I had come across materials related to the study in the Progressive Education Association Records in the University of Illinois Archives. This is a treasure-trove, not only of the Progressive Education Association per se, but also of the various social movements they were involved in. I hope to explore it more.
One drawing I found is shown here. It’s included in the folder for the booklet that later appeared as Dare our secondary schools face the atomic age? However, there are no images in that booklet. The drawing shows two visions for schools. In one, the “old school,” there is a fence surrounding the building; activities of the school are separete from those of the world around it, and as a result, schooling is separated from the actual life of the children.
In a second vision, the “new school,” the building is substantially the same, but it is connected to sites for recreation, housing, jobs, health, government, and by implication, all aspects of life. This idea of community-based schools was key to the Progressive Education movement, especially in its later years, as members realized they needed to do more than promote child-centered learning in an individual sense. That was true for “community schools” per se (Clapp, 1939), but actually for all schools, urban or rural, large or small, primary or secondary.
Today, many of these ideas have survived under rubrics such as “civic engagement,” “public engagement,” “community-based learning,” or “service learning.” But often those ideas are seen as one-way or very limited in scope, as in a single course. It’s worth revisiting the earlier visions to understand better how schools and universities could better fulfill the high hopes we place upon them.
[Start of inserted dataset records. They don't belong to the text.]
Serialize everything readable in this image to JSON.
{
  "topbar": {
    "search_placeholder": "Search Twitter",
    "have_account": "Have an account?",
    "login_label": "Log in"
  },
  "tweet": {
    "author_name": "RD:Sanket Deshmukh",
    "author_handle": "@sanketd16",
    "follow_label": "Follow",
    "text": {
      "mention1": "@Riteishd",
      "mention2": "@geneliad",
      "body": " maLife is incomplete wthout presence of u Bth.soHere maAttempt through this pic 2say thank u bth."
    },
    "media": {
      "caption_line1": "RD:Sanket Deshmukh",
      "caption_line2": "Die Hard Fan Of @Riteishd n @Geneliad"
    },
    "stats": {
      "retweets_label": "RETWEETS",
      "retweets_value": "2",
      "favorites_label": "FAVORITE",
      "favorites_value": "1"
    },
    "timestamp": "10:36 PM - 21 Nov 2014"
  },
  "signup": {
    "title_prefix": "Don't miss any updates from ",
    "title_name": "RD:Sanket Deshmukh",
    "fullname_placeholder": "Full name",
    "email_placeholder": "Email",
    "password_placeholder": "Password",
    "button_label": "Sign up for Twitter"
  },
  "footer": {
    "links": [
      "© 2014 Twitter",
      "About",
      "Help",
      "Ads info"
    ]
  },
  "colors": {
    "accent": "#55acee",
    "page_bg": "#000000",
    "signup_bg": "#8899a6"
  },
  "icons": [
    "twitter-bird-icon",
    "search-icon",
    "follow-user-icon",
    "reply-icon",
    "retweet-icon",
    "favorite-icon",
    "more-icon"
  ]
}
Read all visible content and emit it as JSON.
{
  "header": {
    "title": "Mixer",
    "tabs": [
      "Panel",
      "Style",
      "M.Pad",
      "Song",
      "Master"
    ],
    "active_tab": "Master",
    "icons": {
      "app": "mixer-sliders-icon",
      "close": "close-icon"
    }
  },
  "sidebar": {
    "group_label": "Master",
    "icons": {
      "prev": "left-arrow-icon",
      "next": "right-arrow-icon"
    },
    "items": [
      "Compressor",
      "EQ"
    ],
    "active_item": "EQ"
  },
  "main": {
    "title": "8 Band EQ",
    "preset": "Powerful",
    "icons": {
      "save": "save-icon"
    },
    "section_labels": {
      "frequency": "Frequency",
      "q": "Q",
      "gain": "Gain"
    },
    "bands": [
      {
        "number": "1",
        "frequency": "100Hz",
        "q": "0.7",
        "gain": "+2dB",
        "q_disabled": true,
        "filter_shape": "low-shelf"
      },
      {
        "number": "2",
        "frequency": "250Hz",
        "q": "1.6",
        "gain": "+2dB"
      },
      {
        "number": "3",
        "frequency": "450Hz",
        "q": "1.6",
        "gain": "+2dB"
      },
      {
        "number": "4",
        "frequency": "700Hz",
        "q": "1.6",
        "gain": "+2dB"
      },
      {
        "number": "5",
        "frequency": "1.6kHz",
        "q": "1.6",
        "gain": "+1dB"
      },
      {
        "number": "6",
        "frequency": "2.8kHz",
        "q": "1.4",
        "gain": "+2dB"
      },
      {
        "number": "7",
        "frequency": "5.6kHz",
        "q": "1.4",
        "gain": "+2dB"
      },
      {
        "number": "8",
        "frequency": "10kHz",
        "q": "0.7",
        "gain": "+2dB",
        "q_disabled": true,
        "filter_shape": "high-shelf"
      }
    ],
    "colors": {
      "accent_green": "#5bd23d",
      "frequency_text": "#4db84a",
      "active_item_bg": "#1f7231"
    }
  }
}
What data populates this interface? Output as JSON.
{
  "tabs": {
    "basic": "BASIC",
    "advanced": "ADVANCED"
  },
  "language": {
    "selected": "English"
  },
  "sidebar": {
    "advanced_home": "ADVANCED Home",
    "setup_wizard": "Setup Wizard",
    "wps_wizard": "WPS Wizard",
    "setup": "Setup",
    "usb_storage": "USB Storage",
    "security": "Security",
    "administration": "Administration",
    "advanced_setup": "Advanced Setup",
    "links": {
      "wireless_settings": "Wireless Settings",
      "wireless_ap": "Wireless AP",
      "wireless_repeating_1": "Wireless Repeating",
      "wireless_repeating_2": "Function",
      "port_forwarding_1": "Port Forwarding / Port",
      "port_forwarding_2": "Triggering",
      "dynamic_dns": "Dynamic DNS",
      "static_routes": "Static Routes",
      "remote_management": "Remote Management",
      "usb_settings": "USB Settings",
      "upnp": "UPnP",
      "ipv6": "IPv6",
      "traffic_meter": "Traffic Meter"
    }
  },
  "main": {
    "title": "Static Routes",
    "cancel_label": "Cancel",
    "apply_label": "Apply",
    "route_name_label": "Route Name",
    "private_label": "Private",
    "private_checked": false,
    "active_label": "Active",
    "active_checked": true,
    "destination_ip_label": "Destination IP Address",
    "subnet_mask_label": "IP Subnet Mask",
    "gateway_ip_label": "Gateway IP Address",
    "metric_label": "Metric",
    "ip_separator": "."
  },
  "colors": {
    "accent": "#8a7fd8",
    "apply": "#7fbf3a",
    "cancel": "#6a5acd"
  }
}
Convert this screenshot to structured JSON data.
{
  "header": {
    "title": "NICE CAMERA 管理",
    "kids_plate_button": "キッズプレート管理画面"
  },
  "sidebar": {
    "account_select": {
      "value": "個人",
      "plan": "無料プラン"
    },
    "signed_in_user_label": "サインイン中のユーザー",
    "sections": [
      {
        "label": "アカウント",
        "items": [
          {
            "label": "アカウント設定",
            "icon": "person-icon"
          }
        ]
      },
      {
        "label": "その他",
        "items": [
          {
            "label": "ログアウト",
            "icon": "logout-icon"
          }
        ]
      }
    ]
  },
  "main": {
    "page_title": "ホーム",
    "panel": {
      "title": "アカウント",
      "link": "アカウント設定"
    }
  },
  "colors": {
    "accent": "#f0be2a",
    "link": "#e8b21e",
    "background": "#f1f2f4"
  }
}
Benedict, Agnes E. (1947). Dare our secondary schools face the atomic age?. New York: Hinds, Hayden & Eldredge.
Benedict, Agnes E. (1947). Pencil drawing, Progressive Education Association Records, 1924-1961, Record Series 10/6/20, Box 4, folder Dare the Schools Face the Atomic Age?, University of Illinois Archives.
Clapp, Elsie Ripley (1939). Community schools in action. New York: Viking.